  • Perhaps the way asexuality is not in the media enough (and when it is in the media, it’s too often misrepresented or misleading the general public in some way) reminds you of another way a topic is handled in fictional media, such as… mental illness? Or so many other things you might think apply here.
  • It is possible that the way that people have reacted to you coming out as asexual is similar to how people react to some other thing you reveal about yourself!
  • Maybe you really wish asexuality was taught in sex-ed when you were in high school (or younger!) and there is also something else you wish was taught in school but isn’t!
  • Being a religious (or non-religious) minority, or an ethnic or racial minority, a disabled minority, a gender minority, or any other minority (see the next, and final, bullet point in this list for one very specific example!) might sometimes feel similar in some ways to being in the asexual minority. The communities might have paralleling characteristics. The experience of having this identity might have similarities. The way the majority treats both groups might have parallels. Etc!
  • laoci on the asexuality sub-reddit has considered the fact that Musical Anhedonia (not feeling anything when you hear music!!) probably has a lot of parallels to being asexual: http://en-us.reddit.com/r/asexuality/comments/20rhyi/offtopic_but_some_parallels_do_you_not_get/ (Including, unfortunately, the fact that some people in the approximately 99% majority who do not relate might want to call both asexuals and people who experience musical anhedonia “freaks” – see the comments on that article!)

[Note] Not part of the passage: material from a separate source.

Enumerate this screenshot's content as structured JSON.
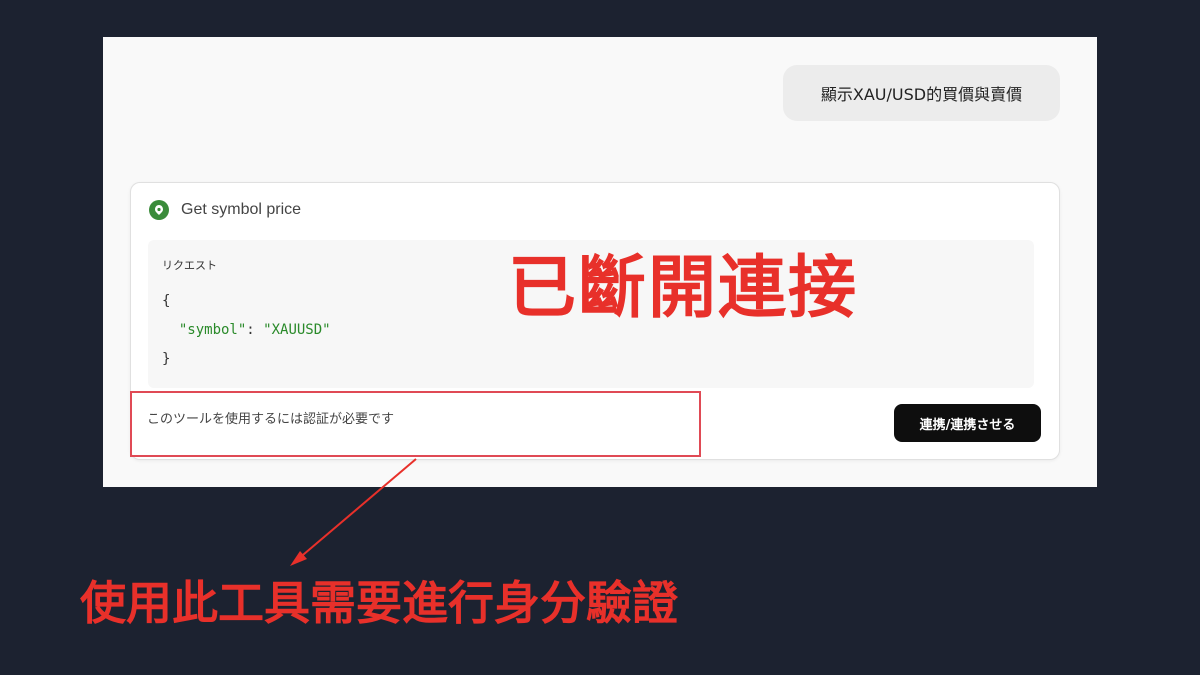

Of course these are just some of the countless potential analogies you could draw! I have another idea that I plan to post as my own submission for this month – you’ll see it soon enough! Maybe I’ll even write two posts for the month, since I kind of have two ideas.

I’d love to see you expand on any one of those ideas above, perhaps in nuanced ways I had not thought of? OR come up with your own new ideas for analogies. Don’t be afraid to be creative. If in doubt, it probably is close enough to my theme. Maybe some of the analogies drawn by the various people who write up submissions for this carnival will end up helping people explain to allosexual friends and loved-ones what an aspect or two of their asexual experience has been like! Or maybe the comparisons will just be interesting for all of us fellow ace-spectrum folk to read about!

In the past, I have noticed that this has kind of already been done a few times.


 

Submissions may be in any form: written, video, audio, a chart, comics, fictional prose that makes a point, poetry, etc.

To submit, you may post a link in the comments on this post, message me through tumblr, tweet me @luvtheheaven, message me through YouTube at luvtheheaven5, or email me at pemk7@aol.com. If want to make a submission and do not have anywhere to post it, send your submission to that email address. 😉 I’ll post it as a “Guest post” here on my blog, and I can credit you by a name of your choice!

As said last month… Happy blogging!

I’m really looking forward to your submissions. 😉